Helen Cho, So Many Wind (video still), 2018. Courtesy the artist.
Workshop: THIS IS HOW DISTANT I AM: A WORKSHOP INTERSECTING THE WORKS OF HELEN CHO, THERESA HAK KYUNG CHA'S "DICTEE," AND THE SELF ABOLISHED THROUGH THE WRECKAGE OF CONTEXT
Facilitated by Danielle LaFrance
Wednesday, March 4, 6 – 8pm
This event is free but space is limited. Please contact firstname.lastname@example.org to register.
When relating to one another, we endure one another's surfaces, finding available eddies in which to sink downstream. How distant are you? How close? Sometimes we lose ourselves in the process, but is that a bad thing when there are parts of each of us that should be lost, that should be abolished? Depending on your context, your subjectivity, this can be an anxiety-ridden state to reside within.
If we read texts like we read one another, we should make a habit of re-reading, not in order to know any more than what we did initially, but to know differently, to see where our states of transition meet or disembark with another's states of transition. Most of the time, all we know of each other is based on a surface reading shaped by the way our own surfaces are held against intersecting rubrics of social categorization. My damage informs my reading of your damage — even as your damage exists without me and my damage without yours.

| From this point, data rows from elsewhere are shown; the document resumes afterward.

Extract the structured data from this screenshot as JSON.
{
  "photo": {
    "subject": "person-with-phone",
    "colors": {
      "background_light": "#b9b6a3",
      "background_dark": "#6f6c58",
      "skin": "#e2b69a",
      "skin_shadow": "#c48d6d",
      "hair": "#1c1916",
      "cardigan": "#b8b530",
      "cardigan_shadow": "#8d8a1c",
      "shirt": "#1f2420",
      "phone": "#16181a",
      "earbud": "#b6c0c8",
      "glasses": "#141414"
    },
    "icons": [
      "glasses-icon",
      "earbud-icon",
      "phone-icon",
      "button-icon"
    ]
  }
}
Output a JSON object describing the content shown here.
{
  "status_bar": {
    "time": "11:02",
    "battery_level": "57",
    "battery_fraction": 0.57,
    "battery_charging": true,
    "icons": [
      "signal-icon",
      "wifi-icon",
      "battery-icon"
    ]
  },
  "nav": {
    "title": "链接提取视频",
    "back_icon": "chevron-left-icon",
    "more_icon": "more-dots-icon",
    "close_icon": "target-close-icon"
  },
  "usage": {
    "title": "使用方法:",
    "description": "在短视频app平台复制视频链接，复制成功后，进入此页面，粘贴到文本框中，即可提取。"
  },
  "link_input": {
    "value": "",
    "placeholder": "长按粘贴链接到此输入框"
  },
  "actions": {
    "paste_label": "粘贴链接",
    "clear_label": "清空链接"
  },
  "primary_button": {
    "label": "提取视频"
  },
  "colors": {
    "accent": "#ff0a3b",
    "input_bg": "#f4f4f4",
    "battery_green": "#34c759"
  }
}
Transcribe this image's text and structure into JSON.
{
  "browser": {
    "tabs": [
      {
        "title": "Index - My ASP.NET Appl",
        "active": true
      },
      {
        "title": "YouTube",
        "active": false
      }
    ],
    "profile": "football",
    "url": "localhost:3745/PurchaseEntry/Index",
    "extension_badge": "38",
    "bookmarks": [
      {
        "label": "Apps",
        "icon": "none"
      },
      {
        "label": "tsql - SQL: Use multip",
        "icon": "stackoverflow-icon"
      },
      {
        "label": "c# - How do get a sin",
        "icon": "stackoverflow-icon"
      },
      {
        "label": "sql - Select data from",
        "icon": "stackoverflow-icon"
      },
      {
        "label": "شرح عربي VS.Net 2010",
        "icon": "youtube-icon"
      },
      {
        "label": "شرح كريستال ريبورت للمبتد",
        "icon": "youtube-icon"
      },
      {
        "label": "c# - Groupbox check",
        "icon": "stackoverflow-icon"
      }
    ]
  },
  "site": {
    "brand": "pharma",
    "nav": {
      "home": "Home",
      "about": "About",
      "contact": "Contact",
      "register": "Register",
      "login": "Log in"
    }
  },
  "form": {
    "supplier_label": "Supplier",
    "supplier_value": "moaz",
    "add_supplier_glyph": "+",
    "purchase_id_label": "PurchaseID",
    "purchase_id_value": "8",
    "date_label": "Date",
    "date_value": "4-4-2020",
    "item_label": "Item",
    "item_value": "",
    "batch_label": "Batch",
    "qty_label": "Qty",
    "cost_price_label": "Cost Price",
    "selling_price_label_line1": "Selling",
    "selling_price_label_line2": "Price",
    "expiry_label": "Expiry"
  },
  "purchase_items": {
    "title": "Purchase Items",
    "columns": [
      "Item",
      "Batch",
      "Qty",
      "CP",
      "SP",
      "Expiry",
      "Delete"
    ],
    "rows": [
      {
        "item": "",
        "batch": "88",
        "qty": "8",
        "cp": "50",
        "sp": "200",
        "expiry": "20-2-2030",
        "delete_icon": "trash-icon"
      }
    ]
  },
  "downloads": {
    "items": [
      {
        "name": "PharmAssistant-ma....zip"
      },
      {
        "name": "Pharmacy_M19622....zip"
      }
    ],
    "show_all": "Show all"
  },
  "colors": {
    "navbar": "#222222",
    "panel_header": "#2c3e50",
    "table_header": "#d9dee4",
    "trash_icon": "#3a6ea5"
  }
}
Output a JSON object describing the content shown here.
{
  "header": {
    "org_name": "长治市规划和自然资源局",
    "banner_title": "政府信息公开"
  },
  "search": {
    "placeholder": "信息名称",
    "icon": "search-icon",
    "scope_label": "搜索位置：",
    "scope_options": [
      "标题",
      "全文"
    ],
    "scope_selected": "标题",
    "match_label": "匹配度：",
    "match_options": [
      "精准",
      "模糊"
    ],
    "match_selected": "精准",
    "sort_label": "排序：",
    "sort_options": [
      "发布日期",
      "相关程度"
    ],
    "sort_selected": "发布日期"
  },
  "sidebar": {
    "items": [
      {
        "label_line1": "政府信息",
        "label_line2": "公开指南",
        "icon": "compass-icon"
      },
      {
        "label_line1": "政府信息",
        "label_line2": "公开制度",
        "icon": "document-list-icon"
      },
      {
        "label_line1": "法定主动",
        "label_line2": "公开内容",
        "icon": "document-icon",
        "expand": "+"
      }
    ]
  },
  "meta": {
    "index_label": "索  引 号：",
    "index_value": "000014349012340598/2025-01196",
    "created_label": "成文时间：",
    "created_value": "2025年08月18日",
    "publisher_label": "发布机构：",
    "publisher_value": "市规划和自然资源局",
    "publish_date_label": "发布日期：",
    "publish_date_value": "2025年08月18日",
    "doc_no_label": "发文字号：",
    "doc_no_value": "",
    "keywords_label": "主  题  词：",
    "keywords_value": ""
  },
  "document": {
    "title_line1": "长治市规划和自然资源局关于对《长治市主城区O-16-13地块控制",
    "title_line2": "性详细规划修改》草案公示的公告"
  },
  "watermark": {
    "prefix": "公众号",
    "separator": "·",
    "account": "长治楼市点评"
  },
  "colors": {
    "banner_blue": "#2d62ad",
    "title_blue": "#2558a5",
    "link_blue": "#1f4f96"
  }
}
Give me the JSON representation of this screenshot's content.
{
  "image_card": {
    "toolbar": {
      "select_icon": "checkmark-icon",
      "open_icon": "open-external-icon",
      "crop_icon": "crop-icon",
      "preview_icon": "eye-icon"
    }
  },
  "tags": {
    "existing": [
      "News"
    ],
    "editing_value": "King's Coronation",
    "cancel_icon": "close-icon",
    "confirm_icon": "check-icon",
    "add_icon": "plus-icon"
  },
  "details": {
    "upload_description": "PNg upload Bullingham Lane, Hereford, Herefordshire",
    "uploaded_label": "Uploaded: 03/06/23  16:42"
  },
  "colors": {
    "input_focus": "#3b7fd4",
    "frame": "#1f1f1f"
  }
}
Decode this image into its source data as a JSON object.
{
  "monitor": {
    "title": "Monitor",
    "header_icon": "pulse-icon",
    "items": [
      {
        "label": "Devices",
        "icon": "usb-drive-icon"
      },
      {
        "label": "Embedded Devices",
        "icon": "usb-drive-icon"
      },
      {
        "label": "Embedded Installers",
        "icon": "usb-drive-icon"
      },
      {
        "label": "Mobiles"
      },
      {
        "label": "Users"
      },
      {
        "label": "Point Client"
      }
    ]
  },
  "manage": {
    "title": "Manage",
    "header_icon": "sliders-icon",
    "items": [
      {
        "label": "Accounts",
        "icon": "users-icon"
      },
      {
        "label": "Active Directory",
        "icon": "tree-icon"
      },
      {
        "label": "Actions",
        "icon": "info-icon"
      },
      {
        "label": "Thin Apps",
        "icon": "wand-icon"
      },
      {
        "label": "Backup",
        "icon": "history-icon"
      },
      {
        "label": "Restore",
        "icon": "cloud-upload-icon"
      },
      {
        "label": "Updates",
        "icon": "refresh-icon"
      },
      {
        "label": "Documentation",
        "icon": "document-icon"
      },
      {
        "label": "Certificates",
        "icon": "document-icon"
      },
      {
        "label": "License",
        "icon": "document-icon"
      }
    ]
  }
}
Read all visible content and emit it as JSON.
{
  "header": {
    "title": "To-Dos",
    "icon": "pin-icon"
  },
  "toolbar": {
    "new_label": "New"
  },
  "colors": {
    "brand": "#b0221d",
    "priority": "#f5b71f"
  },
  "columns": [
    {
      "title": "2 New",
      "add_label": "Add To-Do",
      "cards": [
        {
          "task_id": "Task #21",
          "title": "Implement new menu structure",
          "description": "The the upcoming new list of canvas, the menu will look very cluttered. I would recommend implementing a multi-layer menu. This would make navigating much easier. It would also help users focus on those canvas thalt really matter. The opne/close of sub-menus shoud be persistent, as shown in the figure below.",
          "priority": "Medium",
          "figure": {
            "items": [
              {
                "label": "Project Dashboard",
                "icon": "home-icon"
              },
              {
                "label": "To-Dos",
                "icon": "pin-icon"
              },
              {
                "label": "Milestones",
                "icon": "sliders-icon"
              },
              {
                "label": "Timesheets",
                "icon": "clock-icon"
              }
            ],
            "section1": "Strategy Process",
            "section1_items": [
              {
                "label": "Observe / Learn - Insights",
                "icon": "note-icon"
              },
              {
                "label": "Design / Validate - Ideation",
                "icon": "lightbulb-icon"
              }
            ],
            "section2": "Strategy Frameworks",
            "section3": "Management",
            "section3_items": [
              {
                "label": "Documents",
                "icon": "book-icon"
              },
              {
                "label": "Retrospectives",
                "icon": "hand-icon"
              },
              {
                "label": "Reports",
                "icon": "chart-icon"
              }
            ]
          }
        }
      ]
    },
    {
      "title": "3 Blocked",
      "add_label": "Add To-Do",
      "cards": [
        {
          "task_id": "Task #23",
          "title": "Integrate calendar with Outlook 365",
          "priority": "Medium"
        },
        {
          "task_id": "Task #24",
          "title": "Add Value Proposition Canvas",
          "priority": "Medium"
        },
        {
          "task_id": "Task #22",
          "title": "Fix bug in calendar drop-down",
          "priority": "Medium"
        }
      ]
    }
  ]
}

In this workshop, we will collectively and autonomously read, think, write, and converse our way through excerpts from Theresa Hak Kyung Cha's Dictee (1982), a text that shapes the surfaces and depths of Helen Cho's exhibition Space Silence. We will bring Cho's work into dialogue with the polyvocality of Dictee, which relies on multiple modes and forms of knowing to push against ideological violence and hold onto one's voice while ultimately wreaking a new language.
Drawing from Cho and Cha, we will ask how (or whether) we can create resistant forms of knowledge together. If the very value of knowledge is undermined because it seems too easy to access, we will spend our two hours together reaching for another state of knowing. This workshop will be strictly timed with intervals of 10 minutes shifting between discussion and note taking. The notes can take on any form, much like in Dictee, from a poetry line to critique, to journal writing, to transcribing discussion. This workshop is an experiment in valuing every strata of attempting to know one another and ourselves.
The reading will be made available prior to the workshop.
Danielle LaFrance lives on occupied and stolen xʷməθkʷəy̓əm, Skwxwú7mesh Úxwumixw, and səl̓ílwətaʔɬ lands. Following the would-be poetics mapped out in her new book JUST LIKE I LIKE IT (Talonbooks, 2019), LaFrance comes into reading and writing from a position knowing illusions are destroyed. Her recent poetry project #postdildo thinks and acts through fantasy, rape culture, modes of communication, yearnings, aftermaths, and lost ideas. In addition to being a poet, she is a community librarian, fighter and independent scholar. She is also the author of Friendly + Fire (Talonbooks, 2016) and species branding (Capilano University Editions, 2010).